• Records for the exercise:
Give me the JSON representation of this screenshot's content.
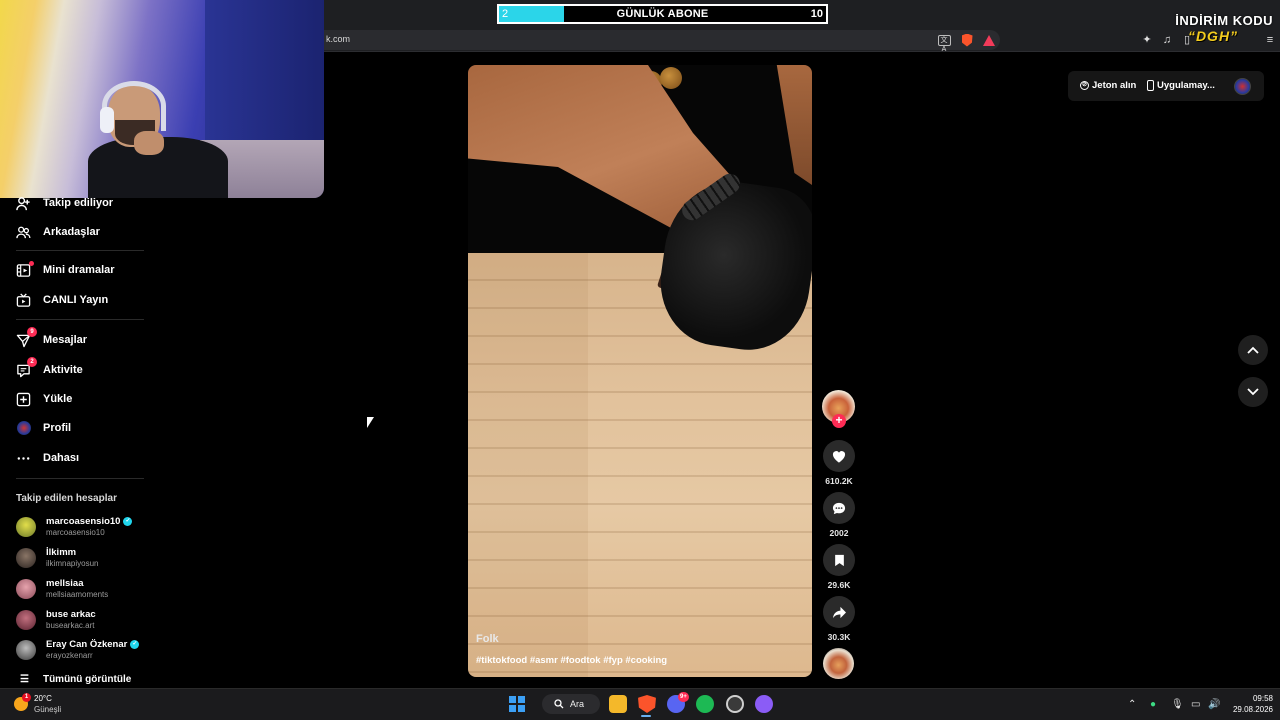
{
  "browser": {
    "url_visible": "k.com",
    "ext_icons": [
      "puzzle-icon",
      "music-icon",
      "sidebar-icon",
      "profile-icon",
      "shield-vpn-icon",
      "menu-icon"
    ]
  },
  "overlay": {
    "sub_goal": {
      "current": "2",
      "label": "GÜNLÜK ABONE",
      "target": "10",
      "progress": 0.2
    },
    "promo_line1": "İNDİRİM KODU",
    "promo_line2": "“DGH”"
  },
  "sidebar": {
    "nav": [
      {
        "label": "Takip ediliyor",
        "icon": "following-icon"
      },
      {
        "label": "Arkadaşlar",
        "icon": "friends-icon"
      },
      {
        "label": "Mini dramalar",
        "icon": "mini-drama-icon"
      },
      {
        "label": "CANLI Yayın",
        "icon": "live-icon"
      },
      {
        "label": "Mesajlar",
        "icon": "messages-icon",
        "badge": "9"
      },
      {
        "label": "Aktivite",
        "icon": "activity-icon",
        "badge": "2"
      },
      {
        "label": "Yükle",
        "icon": "upload-icon"
      },
      {
        "label": "Profil",
        "icon": "profile-avatar"
      },
      {
        "label": "Dahası",
        "icon": "more-icon"
      }
    ],
    "following_title": "Takip edilen hesaplar",
    "accounts": [
      {
        "name": "marcoasensio10",
        "handle": "marcoasensio10",
        "verified": true,
        "color": "#c6c238"
      },
      {
        "name": "İlkimm",
        "handle": "ilkimnapiyosun",
        "verified": false,
        "color": "#6b5a4e"
      },
      {
        "name": "mellsiaa",
        "handle": "mellsiaamoments",
        "verified": false,
        "color": "#c8808a"
      },
      {
        "name": "buse arkac",
        "handle": "busearkac.art",
        "verified": false,
        "color": "#a04a5a"
      },
      {
        "name": "Eray Can Özkenar",
        "handle": "erayozkenarr",
        "verified": true,
        "color": "#8a8a8a"
      }
    ],
    "see_all": "Tümünü görüntüle"
  },
  "video": {
    "author": "Folk",
    "caption": "#tiktokfood #asmr #foodtok #fyp #cooking"
  },
  "actions": {
    "likes": "610.2K",
    "comments": "2002",
    "saves": "29.6K",
    "shares": "30.3K"
  },
  "top_right": {
    "coins": "Jeton alın",
    "app": "Uygulamay..."
  },
  "taskbar": {
    "weather_temp": "20°C",
    "weather_desc": "Güneşli",
    "weather_badge": "1",
    "search": "Ara",
    "discord_badge": "9+",
    "time": "09:58",
    "date": "29.08.2026"
  }
}
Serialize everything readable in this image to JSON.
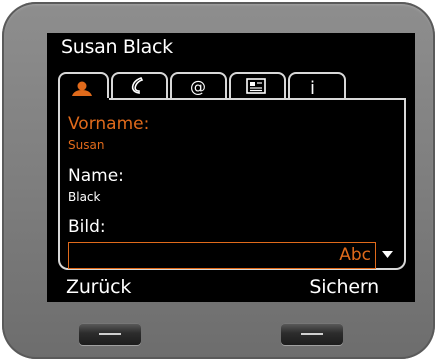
{
  "screen": {
    "title": "Susan Black"
  },
  "tabs": [
    {
      "name": "person-icon",
      "active": true
    },
    {
      "name": "phone-icon",
      "active": false
    },
    {
      "name": "at-icon",
      "active": false
    },
    {
      "name": "address-card-icon",
      "active": false
    },
    {
      "name": "info-icon",
      "active": false
    }
  ],
  "fields": {
    "first_name_label": "Vorname:",
    "first_name_value": "Susan",
    "last_name_label": "Name:",
    "last_name_value": "Black",
    "picture_label": "Bild:",
    "picture_input_mode": "Abc"
  },
  "softkeys": {
    "left": "Zurück",
    "right": "Sichern"
  },
  "colors": {
    "focus": "#e06a1b",
    "screen_bg": "#000000",
    "device_body": "#7b7b7b"
  }
}
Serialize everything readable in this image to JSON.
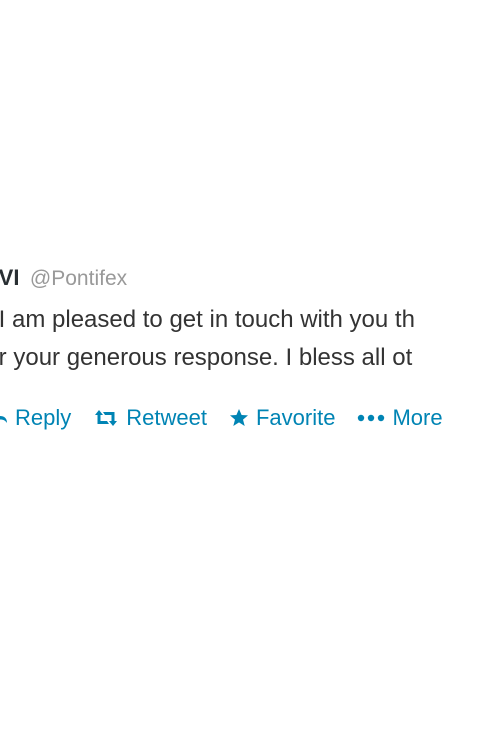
{
  "tweet": {
    "fullname": "XVI",
    "username": "@Pontifex",
    "text_lines": [
      "ds, I am pleased to get in touch with you th",
      "s for your generous response. I bless all ot"
    ]
  },
  "actions": {
    "reply": {
      "label": "Reply",
      "icon": "reply-icon"
    },
    "retweet": {
      "label": "Retweet",
      "icon": "retweet-icon"
    },
    "favorite": {
      "label": "Favorite",
      "icon": "star-icon"
    },
    "more": {
      "label": "More",
      "icon": "more-dots-icon"
    }
  },
  "colors": {
    "link": "#0084b4",
    "username": "#999999",
    "text": "#333333"
  }
}
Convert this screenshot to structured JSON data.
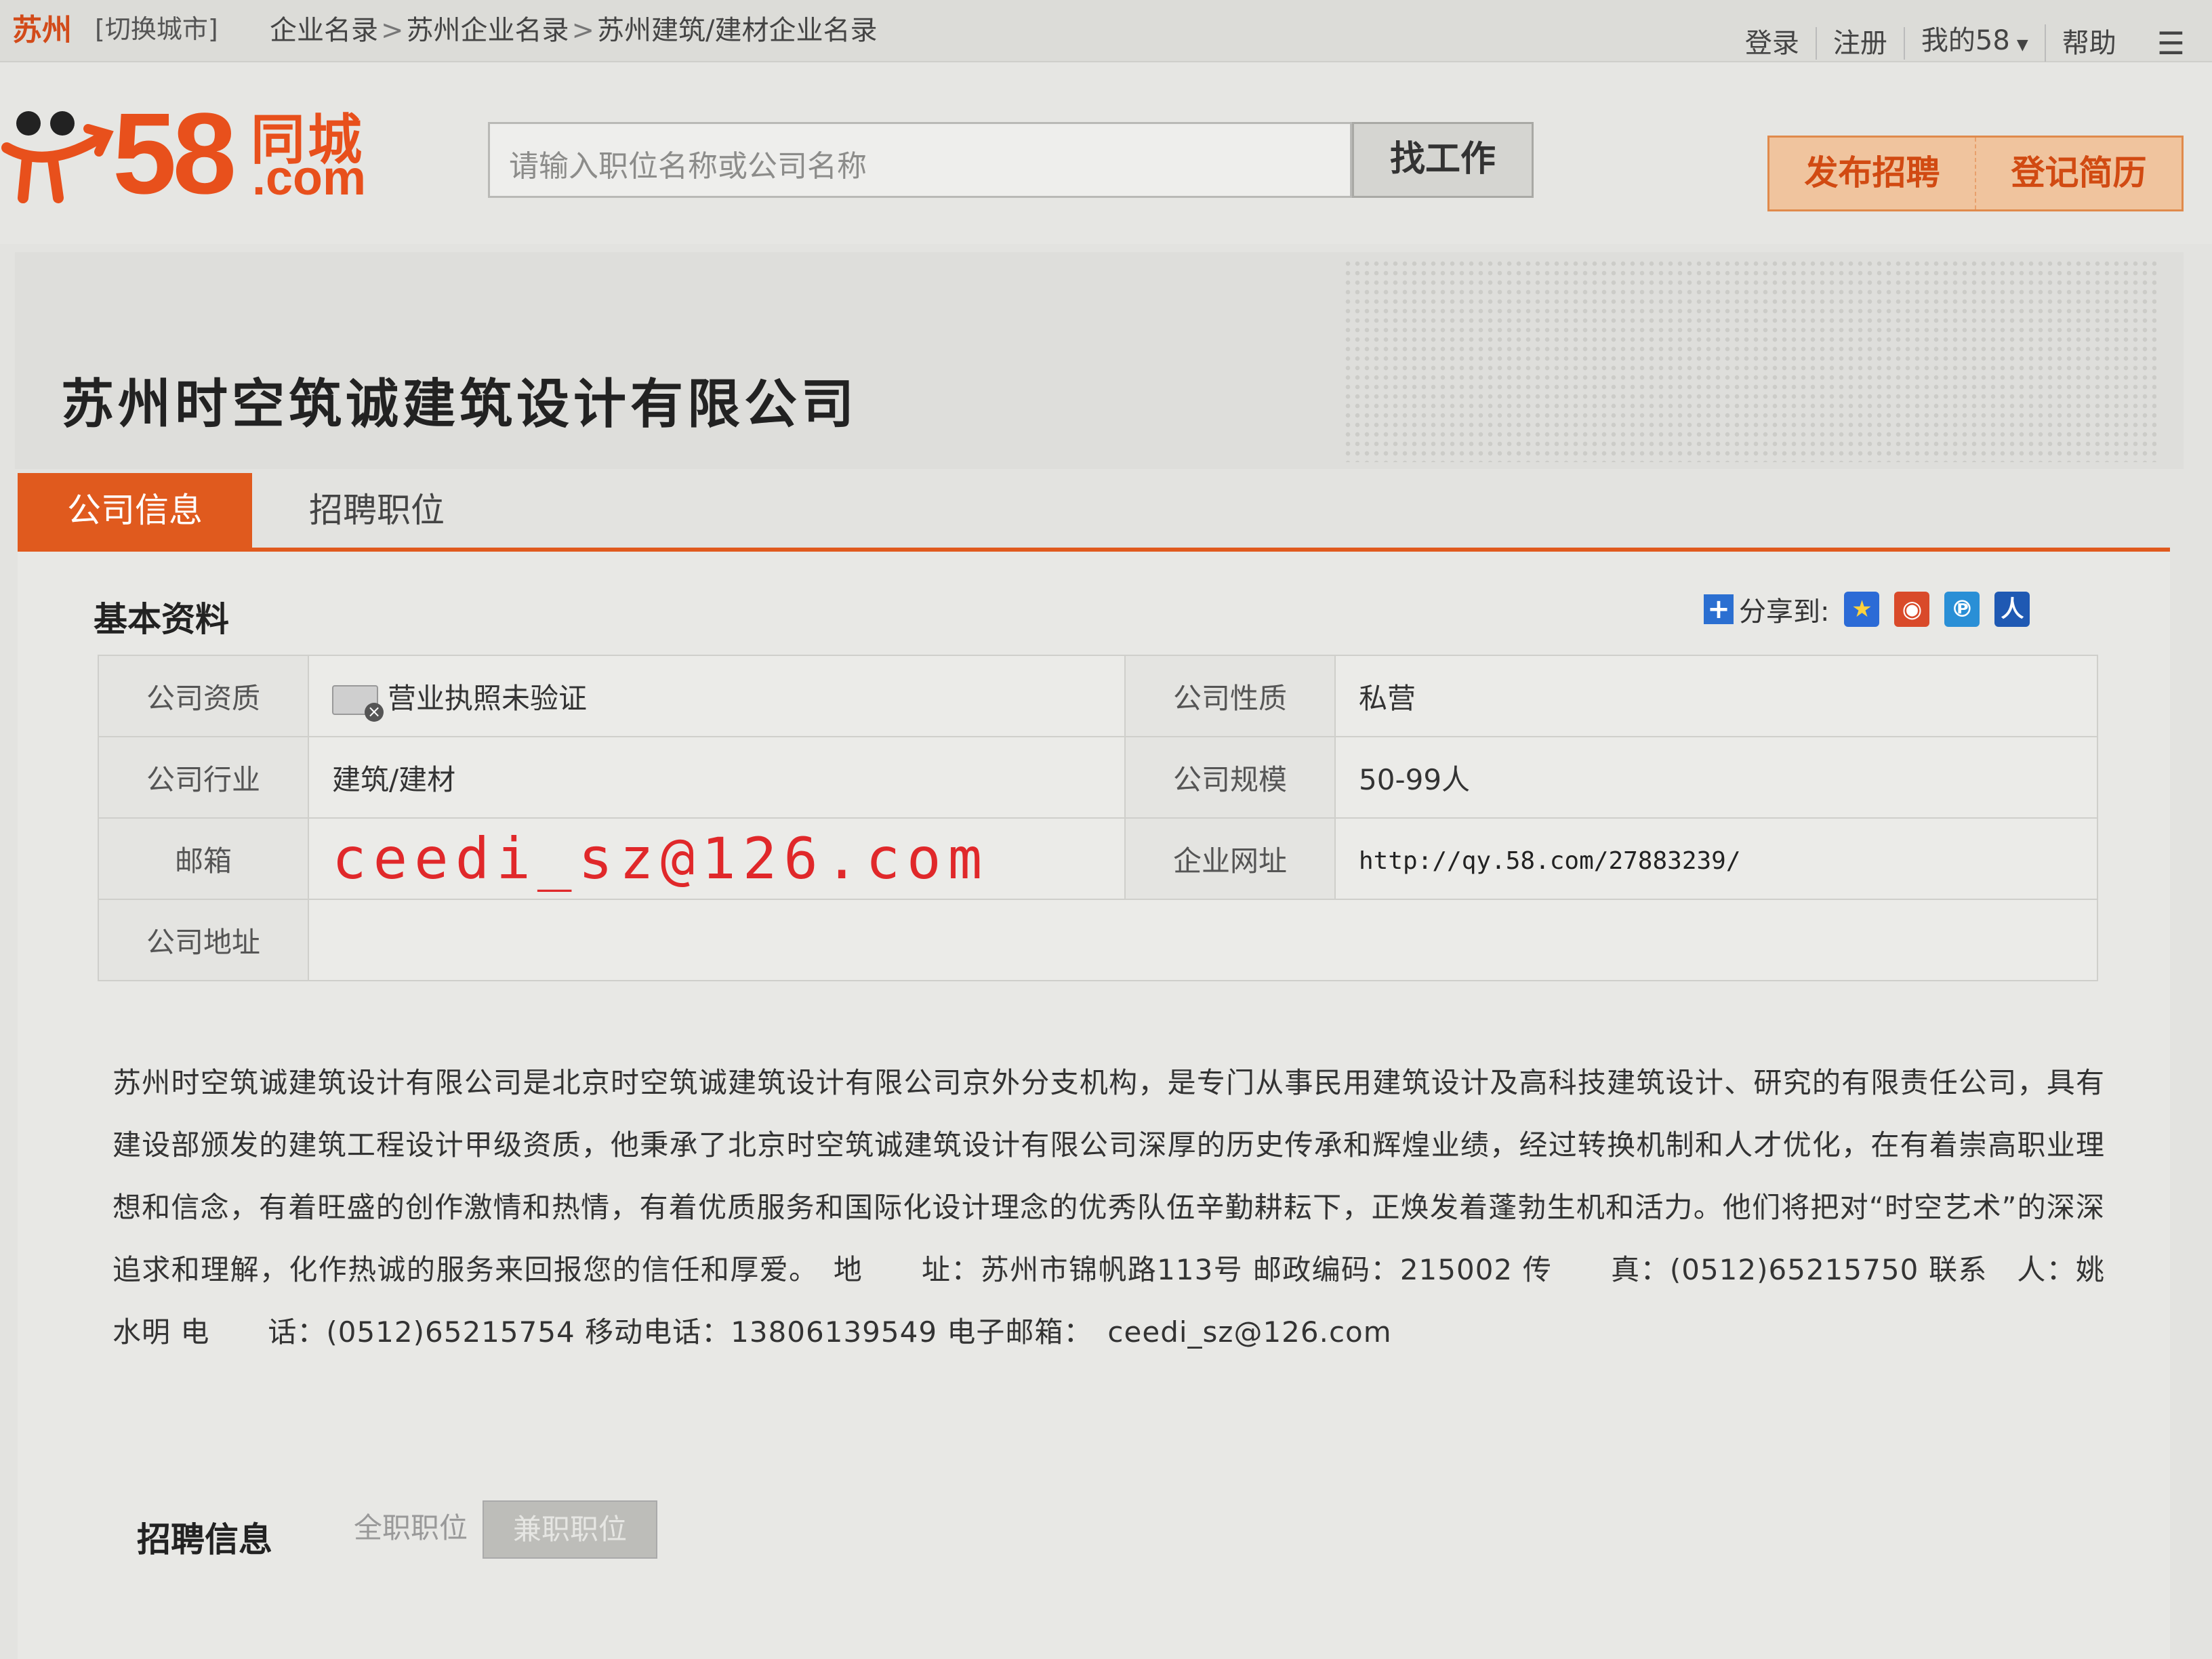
{
  "topbar": {
    "city": "苏州",
    "switch_city": "[切换城市]",
    "breadcrumb": [
      "企业名录",
      "苏州企业名录",
      "苏州建筑/建材企业名录"
    ],
    "breadcrumb_sep": ">",
    "links": {
      "login": "登录",
      "register": "注册",
      "my58": "我的58",
      "help": "帮助"
    }
  },
  "header": {
    "logo": {
      "number": "58",
      "cn": "同城",
      "com": ".com"
    },
    "search": {
      "placeholder": "请输入职位名称或公司名称",
      "button": "找工作"
    },
    "actions": {
      "post_job": "发布招聘",
      "register_resume": "登记简历"
    }
  },
  "company": {
    "name": "苏州时空筑诚建筑设计有限公司"
  },
  "tabs": {
    "company_info": "公司信息",
    "jobs": "招聘职位"
  },
  "basic": {
    "title": "基本资料",
    "share_label": "分享到:",
    "share_icons": [
      "qzone-icon",
      "weibo-icon",
      "tencent-weibo-icon",
      "renren-icon"
    ],
    "rows": {
      "qualification": {
        "label": "公司资质",
        "value": "营业执照未验证"
      },
      "nature": {
        "label": "公司性质",
        "value": "私营"
      },
      "industry": {
        "label": "公司行业",
        "value": "建筑/建材"
      },
      "scale": {
        "label": "公司规模",
        "value": "50-99人"
      },
      "email": {
        "label": "邮箱",
        "value": "ceedi_sz@126.com"
      },
      "website": {
        "label": "企业网址",
        "value": "http://qy.58.com/27883239/"
      },
      "address": {
        "label": "公司地址",
        "value": ""
      }
    }
  },
  "description": "苏州时空筑诚建筑设计有限公司是北京时空筑诚建筑设计有限公司京外分支机构，是专门从事民用建筑设计及高科技建筑设计、研究的有限责任公司，具有建设部颁发的建筑工程设计甲级资质，他秉承了北京时空筑诚建筑设计有限公司深厚的历史传承和辉煌业绩，经过转换机制和人才优化，在有着崇高职业理想和信念，有着旺盛的创作激情和热情，有着优质服务和国际化设计理念的优秀队伍辛勤耕耘下，正焕发着蓬勃生机和活力。他们将把对“时空艺术”的深深追求和理解，化作热诚的服务来回报您的信任和厚爱。　地　　址：苏州市锦帆路113号 邮政编码：215002 传　　真：(0512)65215750 联系　人：姚水明 电　　话：(0512)65215754 移动电话：13806139549 电子邮箱：　ceedi_sz@126.com",
  "recruit": {
    "title": "招聘信息",
    "full_time": "全职职位",
    "part_time": "兼职职位"
  },
  "colors": {
    "brand": "#e8501c",
    "tab_active": "#e05a1e",
    "email_red": "#e0282a"
  }
}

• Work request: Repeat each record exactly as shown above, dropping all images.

• Answer below:
Give me the JSON representation of this screenshot's content.
{
  "browser": {
    "url_visible": "k.com",
    "ext_icons": [
      "puzzle-icon",
      "music-icon",
      "sidebar-icon",
      "profile-icon",
      "shield-vpn-icon",
      "menu-icon"
    ]
  },
  "overlay": {
    "sub_goal": {
      "current": "2",
      "label": "GÜNLÜK ABONE",
      "target": "10",
      "progress": 0.2
    },
    "promo_line1": "İNDİRİM KODU",
    "promo_line2": "“DGH”"
  },
  "sidebar": {
    "nav": [
      {
        "label": "Takip ediliyor",
        "icon": "following-icon"
      },
      {
        "label": "Arkadaşlar",
        "icon": "friends-icon"
      },
      {
        "label": "Mini dramalar",
        "icon": "mini-drama-icon"
      },
      {
        "label": "CANLI Yayın",
        "icon": "live-icon"
      },
      {
        "label": "Mesajlar",
        "icon": "messages-icon",
        "badge": "9"
      },
      {
        "label": "Aktivite",
        "icon": "activity-icon",
        "badge": "2"
      },
      {
        "label": "Yükle",
        "icon": "upload-icon"
      },
      {
        "label": "Profil",
        "icon": "profile-avatar"
      },
      {
        "label": "Dahası",
        "icon": "more-icon"
      }
    ],
    "following_title": "Takip edilen hesaplar",
    "accounts": [
      {
        "name": "marcoasensio10",
        "handle": "marcoasensio10",
        "verified": true,
        "color": "#c6c238"
      },
      {
        "name": "İlkimm",
        "handle": "ilkimnapiyosun",
        "verified": false,
        "color": "#6b5a4e"
      },
      {
        "name": "mellsiaa",
        "handle": "mellsiaamoments",
        "verified": false,
        "color": "#c8808a"
      },
      {
        "name": "buse arkac",
        "handle": "busearkac.art",
        "verified": false,
        "color": "#a04a5a"
      },
      {
        "name": "Eray Can Özkenar",
        "handle": "erayozkenarr",
        "verified": true,
        "color": "#8a8a8a"
      }
    ],
    "see_all": "Tümünü görüntüle"
  },
  "video": {
    "author": "Folk",
    "caption": "#tiktokfood #asmr #foodtok #fyp #cooking"
  },
  "actions": {
    "likes": "610.2K",
    "comments": "2002",
    "saves": "29.6K",
    "shares": "30.3K"
  },
  "top_right": {
    "coins": "Jeton alın",
    "app": "Uygulamay..."
  },
  "taskbar": {
    "weather_temp": "20°C",
    "weather_desc": "Güneşli",
    "weather_badge": "1",
    "search": "Ara",
    "discord_badge": "9+",
    "time": "09:58",
    "date": "29.08.2026"
  }
}
Serialize everything readable in this image to JSON.
{
  "screen": {
    "title": "Susan Black"
  },
  "tabs": [
    {
      "name": "person-icon",
      "active": true
    },
    {
      "name": "phone-icon",
      "active": false
    },
    {
      "name": "at-icon",
      "active": false
    },
    {
      "name": "address-card-icon",
      "active": false
    },
    {
      "name": "info-icon",
      "active": false
    }
  ],
  "fields": {
    "first_name_label": "Vorname:",
    "first_name_value": "Susan",
    "last_name_label": "Name:",
    "last_name_value": "Black",
    "picture_label": "Bild:",
    "picture_input_mode": "Abc"
  },
  "softkeys": {
    "left": "Zurück",
    "right": "Sichern"
  },
  "colors": {
    "focus": "#e06a1b",
    "screen_bg": "#000000",
    "device_body": "#7b7b7b"
  }
}
Serialize everything readable in this image to JSON.
{
  "tweet": {
    "fullname": "XVI",
    "username": "@Pontifex",
    "text_lines": [
      "ds, I am pleased to get in touch with you th",
      "s for your generous response. I bless all ot"
    ]
  },
  "actions": {
    "reply": {
      "label": "Reply",
      "icon": "reply-icon"
    },
    "retweet": {
      "label": "Retweet",
      "icon": "retweet-icon"
    },
    "favorite": {
      "label": "Favorite",
      "icon": "star-icon"
    },
    "more": {
      "label": "More",
      "icon": "more-dots-icon"
    }
  },
  "colors": {
    "link": "#0084b4",
    "username": "#999999",
    "text": "#333333"
  }
}
Convert this screenshot to structured JSON data.
{
  "topbar": {
    "city": "苏州",
    "switch_city": "[切换城市]",
    "breadcrumb": [
      "企业名录",
      "苏州企业名录",
      "苏州建筑/建材企业名录"
    ],
    "breadcrumb_sep": ">",
    "links": {
      "login": "登录",
      "register": "注册",
      "my58": "我的58",
      "help": "帮助"
    }
  },
  "header": {
    "logo": {
      "number": "58",
      "cn": "同城",
      "com": ".com"
    },
    "search": {
      "placeholder": "请输入职位名称或公司名称",
      "button": "找工作"
    },
    "actions": {
      "post_job": "发布招聘",
      "register_resume": "登记简历"
    }
  },
  "company": {
    "name": "苏州时空筑诚建筑设计有限公司"
  },
  "tabs": {
    "company_info": "公司信息",
    "jobs": "招聘职位"
  },
  "basic": {
    "title": "基本资料",
    "share_label": "分享到:",
    "share_icons": [
      "qzone-icon",
      "weibo-icon",
      "tencent-weibo-icon",
      "renren-icon"
    ],
    "rows": {
      "qualification": {
        "label": "公司资质",
        "value": "营业执照未验证"
      },
      "nature": {
        "label": "公司性质",
        "value": "私营"
      },
      "industry": {
        "label": "公司行业",
        "value": "建筑/建材"
      },
      "scale": {
        "label": "公司规模",
        "value": "50-99人"
      },
      "email": {
        "label": "邮箱",
        "value": "ceedi_sz@126.com"
      },
      "website": {
        "label": "企业网址",
        "value": "http://qy.58.com/27883239/"
      },
      "address": {
        "label": "公司地址",
        "value": ""
      }
    }
  },
  "description": "苏州时空筑诚建筑设计有限公司是北京时空筑诚建筑设计有限公司京外分支机构，是专门从事民用建筑设计及高科技建筑设计、研究的有限责任公司，具有建设部颁发的建筑工程设计甲级资质，他秉承了北京时空筑诚建筑设计有限公司深厚的历史传承和辉煌业绩，经过转换机制和人才优化，在有着崇高职业理想和信念，有着旺盛的创作激情和热情，有着优质服务和国际化设计理念的优秀队伍辛勤耕耘下，正焕发着蓬勃生机和活力。他们将把对“时空艺术”的深深追求和理解，化作热诚的服务来回报您的信任和厚爱。　地　　址：苏州市锦帆路113号 邮政编码：215002 传　　真：(0512)65215750 联系　人：姚水明 电　　话：(0512)65215754 移动电话：13806139549 电子邮箱：　ceedi_sz@126.com",
  "recruit": {
    "title": "招聘信息",
    "full_time": "全职职位",
    "part_time": "兼职职位"
  },
  "colors": {
    "brand": "#e8501c",
    "tab_active": "#e05a1e",
    "email_red": "#e0282a"
  }
}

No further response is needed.